(Stored data)
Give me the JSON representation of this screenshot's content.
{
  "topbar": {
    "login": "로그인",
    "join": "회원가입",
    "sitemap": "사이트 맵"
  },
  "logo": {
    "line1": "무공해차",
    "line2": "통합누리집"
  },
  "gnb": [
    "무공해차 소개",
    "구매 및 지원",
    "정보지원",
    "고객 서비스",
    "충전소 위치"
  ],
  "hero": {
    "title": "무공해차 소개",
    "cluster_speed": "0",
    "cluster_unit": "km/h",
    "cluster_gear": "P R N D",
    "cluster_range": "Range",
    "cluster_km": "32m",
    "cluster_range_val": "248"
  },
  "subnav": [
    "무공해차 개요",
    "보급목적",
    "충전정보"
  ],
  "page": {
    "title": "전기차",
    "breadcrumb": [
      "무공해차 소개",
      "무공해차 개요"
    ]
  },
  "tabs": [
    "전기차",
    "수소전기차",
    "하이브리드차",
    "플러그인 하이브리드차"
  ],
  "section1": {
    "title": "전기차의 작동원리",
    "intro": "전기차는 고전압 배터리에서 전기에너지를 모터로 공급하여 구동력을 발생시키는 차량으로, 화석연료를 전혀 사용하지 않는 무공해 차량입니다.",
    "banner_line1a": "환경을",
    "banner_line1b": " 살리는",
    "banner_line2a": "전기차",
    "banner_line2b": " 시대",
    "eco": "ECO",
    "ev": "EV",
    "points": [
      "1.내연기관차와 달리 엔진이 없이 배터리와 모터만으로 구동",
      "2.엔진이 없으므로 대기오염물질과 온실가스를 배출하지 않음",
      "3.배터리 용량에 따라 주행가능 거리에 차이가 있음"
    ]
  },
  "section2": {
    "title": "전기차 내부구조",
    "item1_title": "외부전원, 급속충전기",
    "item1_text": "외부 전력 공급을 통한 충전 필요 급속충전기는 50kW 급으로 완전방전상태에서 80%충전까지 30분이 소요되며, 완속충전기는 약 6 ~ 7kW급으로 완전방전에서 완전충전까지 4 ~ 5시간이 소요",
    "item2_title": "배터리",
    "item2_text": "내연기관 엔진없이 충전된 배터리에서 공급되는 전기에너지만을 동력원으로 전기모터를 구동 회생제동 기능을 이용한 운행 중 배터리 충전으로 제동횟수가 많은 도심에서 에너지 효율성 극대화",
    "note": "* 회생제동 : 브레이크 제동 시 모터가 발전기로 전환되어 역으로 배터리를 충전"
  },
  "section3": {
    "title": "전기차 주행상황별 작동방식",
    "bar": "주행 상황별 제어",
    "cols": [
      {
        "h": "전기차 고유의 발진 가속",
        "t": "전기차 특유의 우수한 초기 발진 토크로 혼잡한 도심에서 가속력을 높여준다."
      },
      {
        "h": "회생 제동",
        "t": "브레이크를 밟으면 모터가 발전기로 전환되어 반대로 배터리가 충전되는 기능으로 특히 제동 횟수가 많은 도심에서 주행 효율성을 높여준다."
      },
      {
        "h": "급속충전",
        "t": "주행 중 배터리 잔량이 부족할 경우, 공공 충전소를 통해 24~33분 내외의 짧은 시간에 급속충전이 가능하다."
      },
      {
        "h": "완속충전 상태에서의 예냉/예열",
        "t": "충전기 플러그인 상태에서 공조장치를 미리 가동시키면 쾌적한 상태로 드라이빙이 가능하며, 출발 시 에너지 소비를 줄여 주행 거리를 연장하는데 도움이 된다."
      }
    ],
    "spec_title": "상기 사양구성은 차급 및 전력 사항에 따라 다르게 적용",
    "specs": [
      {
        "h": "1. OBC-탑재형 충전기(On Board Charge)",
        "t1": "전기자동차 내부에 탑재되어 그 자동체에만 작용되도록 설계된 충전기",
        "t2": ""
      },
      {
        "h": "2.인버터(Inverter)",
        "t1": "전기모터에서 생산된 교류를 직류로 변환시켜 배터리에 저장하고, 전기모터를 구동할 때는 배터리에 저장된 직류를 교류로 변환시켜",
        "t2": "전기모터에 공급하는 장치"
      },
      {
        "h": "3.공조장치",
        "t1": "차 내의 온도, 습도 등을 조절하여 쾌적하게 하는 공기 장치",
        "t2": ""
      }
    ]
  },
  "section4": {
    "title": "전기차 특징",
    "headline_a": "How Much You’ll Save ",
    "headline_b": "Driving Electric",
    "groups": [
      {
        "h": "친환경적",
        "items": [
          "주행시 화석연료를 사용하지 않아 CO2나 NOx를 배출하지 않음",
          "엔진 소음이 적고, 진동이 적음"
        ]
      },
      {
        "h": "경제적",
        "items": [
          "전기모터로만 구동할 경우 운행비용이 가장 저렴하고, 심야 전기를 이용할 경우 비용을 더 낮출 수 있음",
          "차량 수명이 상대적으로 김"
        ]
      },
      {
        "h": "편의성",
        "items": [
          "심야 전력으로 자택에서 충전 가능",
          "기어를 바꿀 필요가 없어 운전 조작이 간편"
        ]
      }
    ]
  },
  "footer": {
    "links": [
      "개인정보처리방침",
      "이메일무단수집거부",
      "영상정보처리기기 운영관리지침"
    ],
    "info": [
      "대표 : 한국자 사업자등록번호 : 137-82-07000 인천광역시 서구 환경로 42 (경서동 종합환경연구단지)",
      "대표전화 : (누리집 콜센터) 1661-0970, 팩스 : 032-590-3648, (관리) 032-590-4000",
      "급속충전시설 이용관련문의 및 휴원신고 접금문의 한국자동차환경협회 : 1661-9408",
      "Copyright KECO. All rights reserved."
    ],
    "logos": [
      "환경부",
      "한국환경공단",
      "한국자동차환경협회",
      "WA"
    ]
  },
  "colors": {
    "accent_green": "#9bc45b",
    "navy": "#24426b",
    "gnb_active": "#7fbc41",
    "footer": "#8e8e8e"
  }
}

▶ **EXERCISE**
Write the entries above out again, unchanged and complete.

▶ **RESPONSE**
Give me the JSON representation of this screenshot's content.
{
  "topbar": {
    "login": "로그인",
    "join": "회원가입",
    "sitemap": "사이트 맵"
  },
  "logo": {
    "line1": "무공해차",
    "line2": "통합누리집"
  },
  "gnb": [
    "무공해차 소개",
    "구매 및 지원",
    "정보지원",
    "고객 서비스",
    "충전소 위치"
  ],
  "hero": {
    "title": "무공해차 소개",
    "cluster_speed": "0",
    "cluster_unit": "km/h",
    "cluster_gear": "P R N D",
    "cluster_range": "Range",
    "cluster_km": "32m",
    "cluster_range_val": "248"
  },
  "subnav": [
    "무공해차 개요",
    "보급목적",
    "충전정보"
  ],
  "page": {
    "title": "전기차",
    "breadcrumb": [
      "무공해차 소개",
      "무공해차 개요"
    ]
  },
  "tabs": [
    "전기차",
    "수소전기차",
    "하이브리드차",
    "플러그인 하이브리드차"
  ],
  "section1": {
    "title": "전기차의 작동원리",
    "intro": "전기차는 고전압 배터리에서 전기에너지를 모터로 공급하여 구동력을 발생시키는 차량으로, 화석연료를 전혀 사용하지 않는 무공해 차량입니다.",
    "banner_line1a": "환경을",
    "banner_line1b": " 살리는",
    "banner_line2a": "전기차",
    "banner_line2b": " 시대",
    "eco": "ECO",
    "ev": "EV",
    "points": [
      "1.내연기관차와 달리 엔진이 없이 배터리와 모터만으로 구동",
      "2.엔진이 없으므로 대기오염물질과 온실가스를 배출하지 않음",
      "3.배터리 용량에 따라 주행가능 거리에 차이가 있음"
    ]
  },
  "section2": {
    "title": "전기차 내부구조",
    "item1_title": "외부전원, 급속충전기",
    "item1_text": "외부 전력 공급을 통한 충전 필요 급속충전기는 50kW 급으로 완전방전상태에서 80%충전까지 30분이 소요되며, 완속충전기는 약 6 ~ 7kW급으로 완전방전에서 완전충전까지 4 ~ 5시간이 소요",
    "item2_title": "배터리",
    "item2_text": "내연기관 엔진없이 충전된 배터리에서 공급되는 전기에너지만을 동력원으로 전기모터를 구동 회생제동 기능을 이용한 운행 중 배터리 충전으로 제동횟수가 많은 도심에서 에너지 효율성 극대화",
    "note": "* 회생제동 : 브레이크 제동 시 모터가 발전기로 전환되어 역으로 배터리를 충전"
  },
  "section3": {
    "title": "전기차 주행상황별 작동방식",
    "bar": "주행 상황별 제어",
    "cols": [
      {
        "h": "전기차 고유의 발진 가속",
        "t": "전기차 특유의 우수한 초기 발진 토크로 혼잡한 도심에서 가속력을 높여준다."
      },
      {
        "h": "회생 제동",
        "t": "브레이크를 밟으면 모터가 발전기로 전환되어 반대로 배터리가 충전되는 기능으로 특히 제동 횟수가 많은 도심에서 주행 효율성을 높여준다."
      },
      {
        "h": "급속충전",
        "t": "주행 중 배터리 잔량이 부족할 경우, 공공 충전소를 통해 24~33분 내외의 짧은 시간에 급속충전이 가능하다."
      },
      {
        "h": "완속충전 상태에서의 예냉/예열",
        "t": "충전기 플러그인 상태에서 공조장치를 미리 가동시키면 쾌적한 상태로 드라이빙이 가능하며, 출발 시 에너지 소비를 줄여 주행 거리를 연장하는데 도움이 된다."
      }
    ],
    "spec_title": "상기 사양구성은 차급 및 전력 사항에 따라 다르게 적용",
    "specs": [
      {
        "h": "1. OBC-탑재형 충전기(On Board Charge)",
        "t1": "전기자동차 내부에 탑재되어 그 자동체에만 작용되도록 설계된 충전기",
        "t2": ""
      },
      {
        "h": "2.인버터(Inverter)",
        "t1": "전기모터에서 생산된 교류를 직류로 변환시켜 배터리에 저장하고, 전기모터를 구동할 때는 배터리에 저장된 직류를 교류로 변환시켜",
        "t2": "전기모터에 공급하는 장치"
      },
      {
        "h": "3.공조장치",
        "t1": "차 내의 온도, 습도 등을 조절하여 쾌적하게 하는 공기 장치",
        "t2": ""
      }
    ]
  },
  "section4": {
    "title": "전기차 특징",
    "headline_a": "How Much You’ll Save ",
    "headline_b": "Driving Electric",
    "groups": [
      {
        "h": "친환경적",
        "items": [
          "주행시 화석연료를 사용하지 않아 CO2나 NOx를 배출하지 않음",
          "엔진 소음이 적고, 진동이 적음"
        ]
      },
      {
        "h": "경제적",
        "items": [
          "전기모터로만 구동할 경우 운행비용이 가장 저렴하고, 심야 전기를 이용할 경우 비용을 더 낮출 수 있음",
          "차량 수명이 상대적으로 김"
        ]
      },
      {
        "h": "편의성",
        "items": [
          "심야 전력으로 자택에서 충전 가능",
          "기어를 바꿀 필요가 없어 운전 조작이 간편"
        ]
      }
    ]
  },
  "footer": {
    "links": [
      "개인정보처리방침",
      "이메일무단수집거부",
      "영상정보처리기기 운영관리지침"
    ],
    "info": [
      "대표 : 한국자 사업자등록번호 : 137-82-07000 인천광역시 서구 환경로 42 (경서동 종합환경연구단지)",
      "대표전화 : (누리집 콜센터) 1661-0970, 팩스 : 032-590-3648, (관리) 032-590-4000",
      "급속충전시설 이용관련문의 및 휴원신고 접금문의 한국자동차환경협회 : 1661-9408",
      "Copyright KECO. All rights reserved."
    ],
    "logos": [
      "환경부",
      "한국환경공단",
      "한국자동차환경협회",
      "WA"
    ]
  },
  "colors": {
    "accent_green": "#9bc45b",
    "navy": "#24426b",
    "gnb_active": "#7fbc41",
    "footer": "#8e8e8e"
  }
}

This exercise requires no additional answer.